This monograph gives a short introduction to the relevant modern parts of discrete geometry, in addition to leading the reader to the frontiers of geometric research on sphere arrangements. The readership is aimed at advanced undergraduate and early graduate students, as well as interested researchers. It contains more than 40 open research problems ideal for graduate students and researchers in mathematics and computer science. Additionally, this book may be considered ideal for a one-semester advanced undergraduate or graduate level course.

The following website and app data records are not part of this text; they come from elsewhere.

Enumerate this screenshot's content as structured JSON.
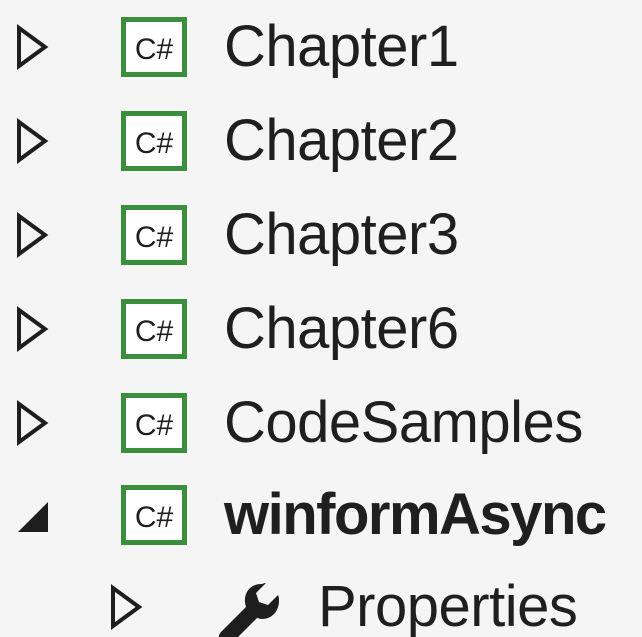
{
  "tree": {
    "items": [
      {
        "label": "Chapter1",
        "icon": "csharp-project-icon",
        "expander": "collapsed"
      },
      {
        "label": "Chapter2",
        "icon": "csharp-project-icon",
        "expander": "collapsed"
      },
      {
        "label": "Chapter3",
        "icon": "csharp-project-icon",
        "expander": "collapsed"
      },
      {
        "label": "Chapter6",
        "icon": "csharp-project-icon",
        "expander": "collapsed"
      },
      {
        "label": "CodeSamples",
        "icon": "csharp-project-icon",
        "expander": "collapsed"
      },
      {
        "label": "winformAsync",
        "icon": "csharp-project-icon",
        "expander": "expanded",
        "bold": true
      },
      {
        "label": "Properties",
        "icon": "wrench-icon",
        "expander": "collapsed"
      }
    ],
    "icon_text": "C#"
  },
  "colors": {
    "background": "#f5f5f5",
    "text": "#1f1f1f",
    "csharp_icon_border": "#3b8e3b",
    "expander": "#1e1e1e"
  }
}
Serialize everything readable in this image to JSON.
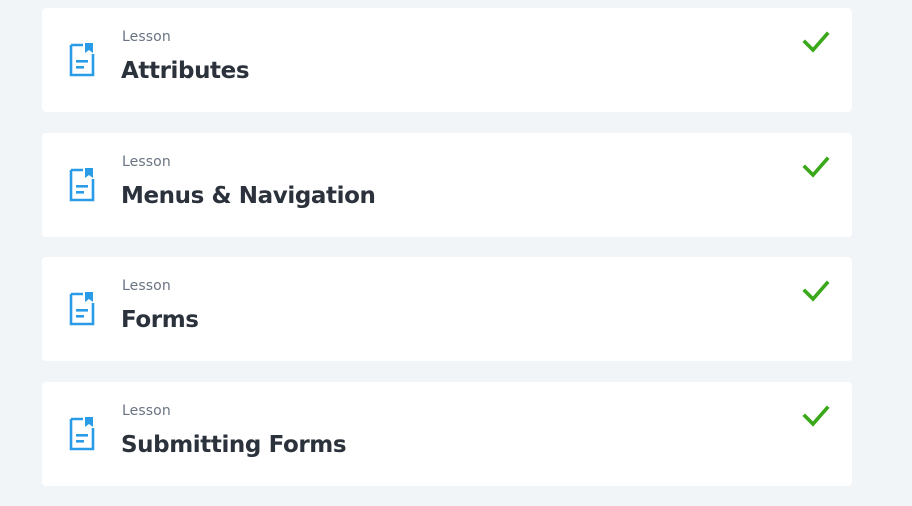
{
  "lessons": [
    {
      "type": "Lesson",
      "title": "Attributes",
      "completed": true
    },
    {
      "type": "Lesson",
      "title": "Menus & Navigation",
      "completed": true
    },
    {
      "type": "Lesson",
      "title": "Forms",
      "completed": true
    },
    {
      "type": "Lesson",
      "title": "Submitting Forms",
      "completed": true
    }
  ],
  "icons": {
    "lesson": "document-icon",
    "completed": "checkmark-icon"
  },
  "colors": {
    "page_background": "#f2f5f8",
    "card_background": "#ffffff",
    "icon_blue": "#2a9be6",
    "check_green": "#3aa81a",
    "title_text": "#2b323c",
    "label_text": "#6a7482"
  }
}
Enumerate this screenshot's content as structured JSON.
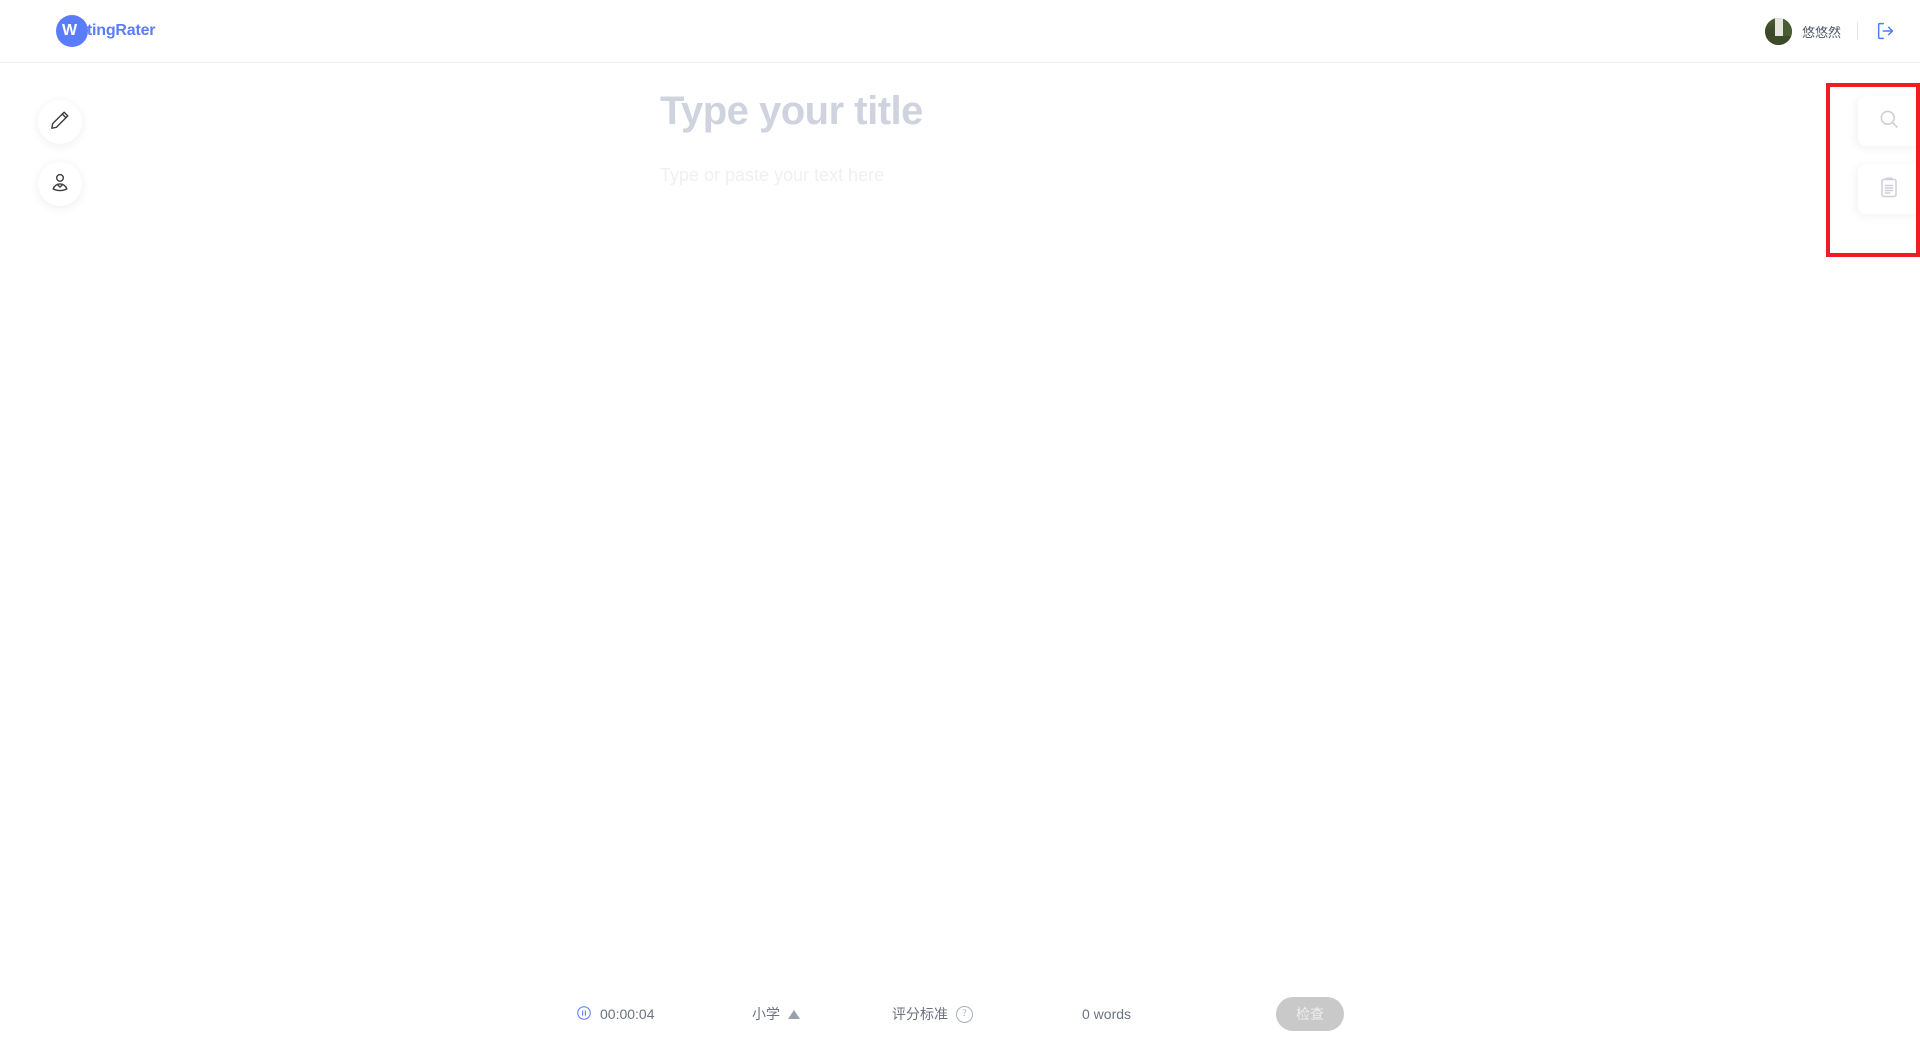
{
  "header": {
    "logo": {
      "first_letter": "W",
      "rest": "ritingRater",
      "full": "WritingRater",
      "color": "#5b7cfa"
    },
    "username": "悠悠然",
    "logout_icon": "logout-icon"
  },
  "left_rail": {
    "items": [
      {
        "icon": "pencil-icon",
        "name": "write"
      },
      {
        "icon": "user-icon",
        "name": "profile"
      }
    ]
  },
  "editor": {
    "title_value": "",
    "title_placeholder": "Type your title",
    "body_value": "",
    "body_placeholder": "Type or paste your text here"
  },
  "right_tools": {
    "items": [
      {
        "icon": "search-icon",
        "name": "search"
      },
      {
        "icon": "clipboard-icon",
        "name": "rubric-panel"
      }
    ],
    "highlight_color": "#ef1c26"
  },
  "bottom_bar": {
    "timer_icon": "pause-circle-icon",
    "timer": "00:00:04",
    "level": "小学",
    "level_caret": "▲",
    "rubric_label": "评分标准",
    "rubric_help_icon": "?",
    "word_count": "0 words",
    "check_button": "检查"
  }
}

The core part of this book is based on three lectures given by the author at the Fields Institute during the thematic program on “Discrete Geometry and Applications” and contains four core topics. The first two topics surround active areas that have been outstanding from the birth of discrete geometry, namely dense sphere packings and tilings. Sphere packings and tilings have a very strong connection to number theory, coding, groups, and mathematical programming. Extending the tradition of studying packings of spheres, is the investigation of the monotonicity of volume under contractions of arbitrary arrangements of spheres. The third major topic of this book can be found under the sections on ball-polyhedra that study the possibility of extending the theory of convex polytopes to the family of intersections of congruent balls. This section of the text is connected in many ways to the above-mentioned major topics and it is also connected to some other important research areas as the one on coverings by planks (with close ties to geometric analysis). This fourth core topic is discussed under covering balls by cylinders.
Contains more than 40 open research problems proposed to help further research Ideal for graduate students as well as researchers in mathematics and computer science Acts as a short introduction to important and modern parts of discrete geometry Ideal book for a one semester course at an advanced undergraduate or graduate level course Features proofs that cover a broad range of methods of discrete geometry, often presentable in short talks